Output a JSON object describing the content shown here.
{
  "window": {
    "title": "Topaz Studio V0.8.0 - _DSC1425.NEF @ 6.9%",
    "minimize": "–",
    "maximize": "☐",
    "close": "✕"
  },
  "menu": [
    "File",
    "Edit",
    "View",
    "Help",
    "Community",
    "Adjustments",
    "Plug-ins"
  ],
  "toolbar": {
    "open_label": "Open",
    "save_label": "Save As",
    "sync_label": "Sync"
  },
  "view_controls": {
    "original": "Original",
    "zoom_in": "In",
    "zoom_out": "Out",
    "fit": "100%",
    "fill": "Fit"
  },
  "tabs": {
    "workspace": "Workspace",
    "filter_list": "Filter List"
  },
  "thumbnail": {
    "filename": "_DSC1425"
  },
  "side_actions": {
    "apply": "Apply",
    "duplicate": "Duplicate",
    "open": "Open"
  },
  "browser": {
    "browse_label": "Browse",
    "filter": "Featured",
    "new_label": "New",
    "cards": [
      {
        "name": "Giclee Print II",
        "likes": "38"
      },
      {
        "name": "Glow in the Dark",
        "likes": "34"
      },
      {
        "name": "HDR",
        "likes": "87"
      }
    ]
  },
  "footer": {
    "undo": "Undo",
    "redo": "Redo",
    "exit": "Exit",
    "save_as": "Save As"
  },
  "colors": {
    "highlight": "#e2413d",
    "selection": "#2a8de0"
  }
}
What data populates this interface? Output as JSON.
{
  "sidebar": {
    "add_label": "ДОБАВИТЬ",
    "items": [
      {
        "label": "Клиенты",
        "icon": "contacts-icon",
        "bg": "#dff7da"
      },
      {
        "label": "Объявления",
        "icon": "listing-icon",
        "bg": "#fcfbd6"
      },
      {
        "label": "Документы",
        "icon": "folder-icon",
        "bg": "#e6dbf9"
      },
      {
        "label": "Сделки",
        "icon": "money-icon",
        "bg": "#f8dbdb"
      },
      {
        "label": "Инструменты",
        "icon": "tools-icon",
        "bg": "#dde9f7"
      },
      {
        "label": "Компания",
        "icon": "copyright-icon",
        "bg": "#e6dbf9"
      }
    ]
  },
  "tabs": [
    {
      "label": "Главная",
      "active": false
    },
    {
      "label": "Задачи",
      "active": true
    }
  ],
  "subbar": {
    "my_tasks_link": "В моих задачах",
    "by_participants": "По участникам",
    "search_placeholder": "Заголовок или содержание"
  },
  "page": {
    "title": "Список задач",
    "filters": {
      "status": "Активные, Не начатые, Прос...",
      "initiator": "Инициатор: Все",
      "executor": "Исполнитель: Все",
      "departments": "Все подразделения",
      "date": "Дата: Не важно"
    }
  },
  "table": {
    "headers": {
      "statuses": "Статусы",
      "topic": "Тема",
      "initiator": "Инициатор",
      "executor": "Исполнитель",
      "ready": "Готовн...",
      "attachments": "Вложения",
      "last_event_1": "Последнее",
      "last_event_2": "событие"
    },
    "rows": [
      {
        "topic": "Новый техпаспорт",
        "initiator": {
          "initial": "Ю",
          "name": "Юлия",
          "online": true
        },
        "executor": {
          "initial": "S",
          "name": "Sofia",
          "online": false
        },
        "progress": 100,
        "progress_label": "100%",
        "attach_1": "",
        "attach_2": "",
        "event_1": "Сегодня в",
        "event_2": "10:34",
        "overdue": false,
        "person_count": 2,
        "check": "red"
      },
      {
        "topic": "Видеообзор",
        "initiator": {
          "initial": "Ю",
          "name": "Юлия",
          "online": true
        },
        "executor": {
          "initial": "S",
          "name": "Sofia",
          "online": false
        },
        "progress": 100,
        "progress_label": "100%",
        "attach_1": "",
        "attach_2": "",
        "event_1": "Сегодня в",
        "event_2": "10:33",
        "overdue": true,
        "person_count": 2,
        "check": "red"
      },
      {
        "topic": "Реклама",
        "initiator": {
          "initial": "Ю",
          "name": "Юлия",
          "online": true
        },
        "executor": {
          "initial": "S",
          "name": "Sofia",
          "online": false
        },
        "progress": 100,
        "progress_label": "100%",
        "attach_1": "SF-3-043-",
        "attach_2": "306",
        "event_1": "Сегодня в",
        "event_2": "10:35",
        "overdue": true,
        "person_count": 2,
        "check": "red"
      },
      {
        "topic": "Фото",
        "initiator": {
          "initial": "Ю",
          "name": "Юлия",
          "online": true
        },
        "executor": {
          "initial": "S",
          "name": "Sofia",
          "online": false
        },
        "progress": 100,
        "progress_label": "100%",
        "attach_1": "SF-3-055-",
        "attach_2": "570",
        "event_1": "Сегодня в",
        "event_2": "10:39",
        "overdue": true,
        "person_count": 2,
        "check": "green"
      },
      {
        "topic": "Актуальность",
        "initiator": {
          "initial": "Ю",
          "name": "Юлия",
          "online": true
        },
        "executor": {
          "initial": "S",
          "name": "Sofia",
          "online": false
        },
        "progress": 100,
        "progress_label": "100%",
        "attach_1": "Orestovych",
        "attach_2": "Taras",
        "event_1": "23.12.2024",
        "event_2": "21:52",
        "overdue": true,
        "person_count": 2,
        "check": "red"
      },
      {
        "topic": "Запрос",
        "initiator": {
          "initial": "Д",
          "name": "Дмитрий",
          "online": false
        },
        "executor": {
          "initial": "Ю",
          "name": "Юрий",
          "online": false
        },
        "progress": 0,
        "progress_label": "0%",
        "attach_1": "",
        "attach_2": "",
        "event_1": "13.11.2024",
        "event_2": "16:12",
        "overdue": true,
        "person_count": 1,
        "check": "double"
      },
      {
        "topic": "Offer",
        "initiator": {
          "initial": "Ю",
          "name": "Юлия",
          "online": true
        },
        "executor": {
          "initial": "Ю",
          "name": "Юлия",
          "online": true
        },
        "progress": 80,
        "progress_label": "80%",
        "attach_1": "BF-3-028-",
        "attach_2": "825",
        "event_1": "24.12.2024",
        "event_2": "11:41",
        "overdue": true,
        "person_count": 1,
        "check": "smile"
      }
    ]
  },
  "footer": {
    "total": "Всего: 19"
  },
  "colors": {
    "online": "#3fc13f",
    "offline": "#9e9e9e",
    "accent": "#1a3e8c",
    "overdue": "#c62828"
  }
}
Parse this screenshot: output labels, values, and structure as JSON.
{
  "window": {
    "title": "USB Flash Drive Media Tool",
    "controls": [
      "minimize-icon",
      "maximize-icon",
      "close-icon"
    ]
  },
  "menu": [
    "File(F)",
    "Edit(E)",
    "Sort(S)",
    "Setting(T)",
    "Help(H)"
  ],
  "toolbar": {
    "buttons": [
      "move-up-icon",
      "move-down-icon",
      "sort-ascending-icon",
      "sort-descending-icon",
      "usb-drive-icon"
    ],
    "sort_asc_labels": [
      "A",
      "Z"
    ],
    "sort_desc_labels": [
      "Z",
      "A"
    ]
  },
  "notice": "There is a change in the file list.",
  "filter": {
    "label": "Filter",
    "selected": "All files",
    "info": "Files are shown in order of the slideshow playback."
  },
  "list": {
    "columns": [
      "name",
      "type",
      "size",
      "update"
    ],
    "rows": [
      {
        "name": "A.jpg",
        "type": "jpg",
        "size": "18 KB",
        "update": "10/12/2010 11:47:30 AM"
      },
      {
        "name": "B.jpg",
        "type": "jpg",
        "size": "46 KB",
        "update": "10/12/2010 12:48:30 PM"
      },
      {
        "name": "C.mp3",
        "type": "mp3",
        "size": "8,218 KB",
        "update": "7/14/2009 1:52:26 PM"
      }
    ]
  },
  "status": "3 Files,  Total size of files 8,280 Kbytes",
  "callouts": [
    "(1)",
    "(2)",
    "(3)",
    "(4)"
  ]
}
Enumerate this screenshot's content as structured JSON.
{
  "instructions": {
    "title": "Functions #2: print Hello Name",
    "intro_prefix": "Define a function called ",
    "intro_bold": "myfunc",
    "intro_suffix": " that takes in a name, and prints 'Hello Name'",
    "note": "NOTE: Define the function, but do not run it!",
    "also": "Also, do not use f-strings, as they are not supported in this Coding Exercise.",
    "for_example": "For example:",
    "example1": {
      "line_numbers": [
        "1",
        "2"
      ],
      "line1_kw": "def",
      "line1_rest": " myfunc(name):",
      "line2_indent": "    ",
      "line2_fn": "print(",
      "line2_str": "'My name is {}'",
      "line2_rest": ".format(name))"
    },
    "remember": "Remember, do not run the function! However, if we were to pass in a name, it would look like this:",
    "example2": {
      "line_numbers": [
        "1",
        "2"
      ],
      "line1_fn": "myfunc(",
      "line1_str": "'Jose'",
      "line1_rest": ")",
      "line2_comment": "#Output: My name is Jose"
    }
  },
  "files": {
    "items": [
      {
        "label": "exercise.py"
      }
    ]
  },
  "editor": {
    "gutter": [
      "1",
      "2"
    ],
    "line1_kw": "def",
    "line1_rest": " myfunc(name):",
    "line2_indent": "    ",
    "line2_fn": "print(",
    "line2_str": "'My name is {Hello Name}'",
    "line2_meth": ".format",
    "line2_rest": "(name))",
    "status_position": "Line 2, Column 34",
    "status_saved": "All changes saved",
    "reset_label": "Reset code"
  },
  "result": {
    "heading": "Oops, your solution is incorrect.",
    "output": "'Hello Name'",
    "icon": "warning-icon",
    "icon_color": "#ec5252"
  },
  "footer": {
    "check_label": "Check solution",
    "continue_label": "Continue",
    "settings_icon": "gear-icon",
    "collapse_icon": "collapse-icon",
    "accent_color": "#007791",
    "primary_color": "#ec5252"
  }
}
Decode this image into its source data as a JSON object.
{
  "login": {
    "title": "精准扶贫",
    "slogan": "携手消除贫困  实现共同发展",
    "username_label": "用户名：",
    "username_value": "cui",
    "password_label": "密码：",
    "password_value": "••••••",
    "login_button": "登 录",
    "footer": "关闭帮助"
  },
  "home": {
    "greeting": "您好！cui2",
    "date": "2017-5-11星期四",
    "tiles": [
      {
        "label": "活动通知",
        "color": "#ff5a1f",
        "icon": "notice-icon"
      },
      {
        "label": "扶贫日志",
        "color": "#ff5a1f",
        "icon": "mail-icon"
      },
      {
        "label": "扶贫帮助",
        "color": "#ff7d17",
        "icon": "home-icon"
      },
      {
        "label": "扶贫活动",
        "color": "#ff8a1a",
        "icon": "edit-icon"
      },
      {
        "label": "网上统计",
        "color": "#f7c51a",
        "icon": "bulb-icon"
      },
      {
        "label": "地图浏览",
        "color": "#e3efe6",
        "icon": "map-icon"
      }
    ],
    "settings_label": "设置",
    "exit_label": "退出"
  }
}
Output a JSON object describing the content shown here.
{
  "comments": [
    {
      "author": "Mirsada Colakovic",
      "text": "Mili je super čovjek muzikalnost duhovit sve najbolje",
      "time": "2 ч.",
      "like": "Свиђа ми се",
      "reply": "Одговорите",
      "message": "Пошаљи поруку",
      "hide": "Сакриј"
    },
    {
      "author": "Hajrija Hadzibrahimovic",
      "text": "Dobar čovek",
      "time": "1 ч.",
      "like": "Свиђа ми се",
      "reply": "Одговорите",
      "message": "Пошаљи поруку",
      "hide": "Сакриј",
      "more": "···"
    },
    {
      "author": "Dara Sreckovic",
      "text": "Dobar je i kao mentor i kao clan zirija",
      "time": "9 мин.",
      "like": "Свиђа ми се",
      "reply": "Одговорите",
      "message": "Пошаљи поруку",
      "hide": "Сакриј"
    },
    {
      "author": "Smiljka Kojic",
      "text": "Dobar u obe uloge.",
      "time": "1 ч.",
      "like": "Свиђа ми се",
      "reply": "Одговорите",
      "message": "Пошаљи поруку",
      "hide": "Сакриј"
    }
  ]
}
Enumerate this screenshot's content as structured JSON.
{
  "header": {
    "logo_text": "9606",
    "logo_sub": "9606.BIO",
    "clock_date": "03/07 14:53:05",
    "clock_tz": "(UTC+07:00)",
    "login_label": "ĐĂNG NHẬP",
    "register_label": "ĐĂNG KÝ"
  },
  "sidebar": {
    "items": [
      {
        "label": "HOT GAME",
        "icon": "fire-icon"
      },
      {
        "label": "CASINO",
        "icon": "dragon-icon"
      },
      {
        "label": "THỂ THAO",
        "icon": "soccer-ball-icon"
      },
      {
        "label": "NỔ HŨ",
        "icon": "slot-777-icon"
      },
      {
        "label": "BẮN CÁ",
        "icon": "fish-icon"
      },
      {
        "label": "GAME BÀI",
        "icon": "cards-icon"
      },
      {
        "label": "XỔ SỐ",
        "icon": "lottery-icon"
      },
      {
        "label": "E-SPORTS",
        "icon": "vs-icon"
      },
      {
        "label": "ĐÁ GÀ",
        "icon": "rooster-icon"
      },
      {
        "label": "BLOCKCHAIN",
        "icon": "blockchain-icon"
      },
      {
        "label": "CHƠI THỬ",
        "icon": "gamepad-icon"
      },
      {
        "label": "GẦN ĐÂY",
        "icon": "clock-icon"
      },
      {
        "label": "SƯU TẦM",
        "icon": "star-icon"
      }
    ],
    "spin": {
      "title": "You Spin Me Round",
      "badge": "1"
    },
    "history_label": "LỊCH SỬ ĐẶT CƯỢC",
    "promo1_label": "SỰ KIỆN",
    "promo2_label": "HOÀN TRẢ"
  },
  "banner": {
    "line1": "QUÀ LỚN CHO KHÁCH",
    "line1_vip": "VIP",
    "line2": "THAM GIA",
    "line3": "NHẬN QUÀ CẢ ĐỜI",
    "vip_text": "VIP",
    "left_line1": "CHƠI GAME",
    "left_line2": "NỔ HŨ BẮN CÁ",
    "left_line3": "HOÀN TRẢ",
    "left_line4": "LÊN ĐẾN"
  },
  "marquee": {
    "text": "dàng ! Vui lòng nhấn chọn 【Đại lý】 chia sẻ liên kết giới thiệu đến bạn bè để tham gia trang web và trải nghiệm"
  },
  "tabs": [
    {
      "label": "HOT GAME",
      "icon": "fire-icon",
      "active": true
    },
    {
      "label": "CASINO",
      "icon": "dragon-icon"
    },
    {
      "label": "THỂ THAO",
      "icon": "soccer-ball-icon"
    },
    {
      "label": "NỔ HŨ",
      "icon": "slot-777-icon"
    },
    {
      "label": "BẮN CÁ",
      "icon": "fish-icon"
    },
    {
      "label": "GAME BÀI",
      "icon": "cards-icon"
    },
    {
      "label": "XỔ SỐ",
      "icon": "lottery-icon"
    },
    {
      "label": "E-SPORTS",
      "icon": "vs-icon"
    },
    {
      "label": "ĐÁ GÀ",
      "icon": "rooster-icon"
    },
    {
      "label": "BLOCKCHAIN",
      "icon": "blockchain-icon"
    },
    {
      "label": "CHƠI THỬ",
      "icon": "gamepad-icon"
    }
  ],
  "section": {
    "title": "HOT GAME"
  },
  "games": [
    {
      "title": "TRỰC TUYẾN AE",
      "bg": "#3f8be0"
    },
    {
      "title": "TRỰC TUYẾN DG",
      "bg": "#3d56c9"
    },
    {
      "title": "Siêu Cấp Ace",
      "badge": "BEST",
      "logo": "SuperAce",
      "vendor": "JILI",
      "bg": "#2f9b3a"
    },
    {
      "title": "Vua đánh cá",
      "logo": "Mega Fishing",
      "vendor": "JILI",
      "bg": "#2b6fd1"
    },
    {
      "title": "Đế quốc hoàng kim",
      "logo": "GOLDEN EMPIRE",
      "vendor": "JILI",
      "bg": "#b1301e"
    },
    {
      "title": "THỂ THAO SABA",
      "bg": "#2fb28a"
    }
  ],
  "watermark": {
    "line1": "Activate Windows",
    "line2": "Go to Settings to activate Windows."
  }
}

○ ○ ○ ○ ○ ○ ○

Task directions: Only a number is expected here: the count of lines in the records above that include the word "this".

Exercise answer: 7